Most of the ATP of a eukaryotic organism is made in the mitochondria during the last phase of cellular respiration that is called the electron transport chain (ETC).
A mitochondrion is an organelle within a eukaryotic cell. Cellular respiration occurs within the mitochondria. Cellular respiration is the process by which oxygen gas and the sugar glucose are converted into water, carbon dioxide gas, and an energy source known as adenosine triphosphate (ATP). Cells use ATP as an energy source.
Mitochondria have an inner and an outer membrane. There are three phases of cellular respiration. Each stage of cellular respiration utilizes a different part of the mitochondria.
The electron transport chain is the third and last phase of cellular respiration. The electron transport chain is located in the inner mitochondrial membrane. At the end of the electron transport chain, protons travel down their concentration gradient through an enzyme called ATP synthase.

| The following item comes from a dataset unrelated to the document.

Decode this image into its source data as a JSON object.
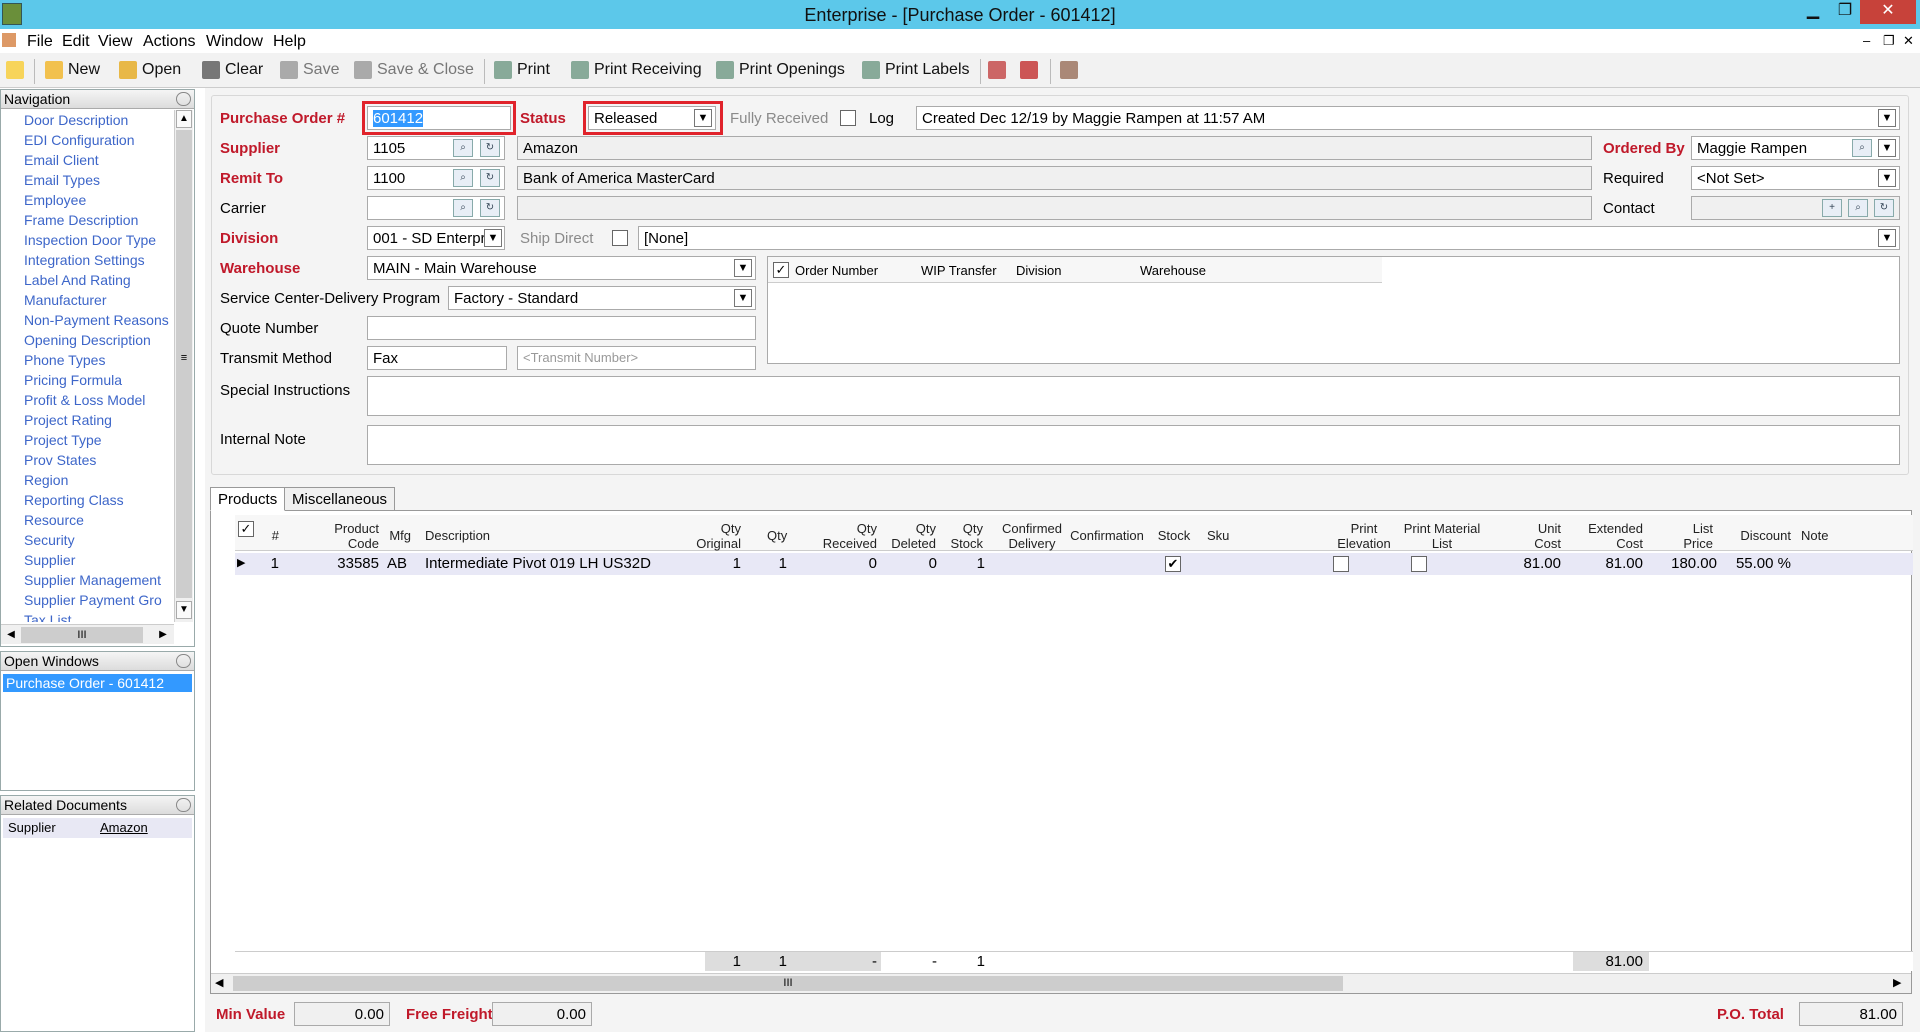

The protons cause the ATP synthase to spin. As it spins, the ATP synthase phosphorylates ADP into ATP. In this way, ATP is synthesized for the cell.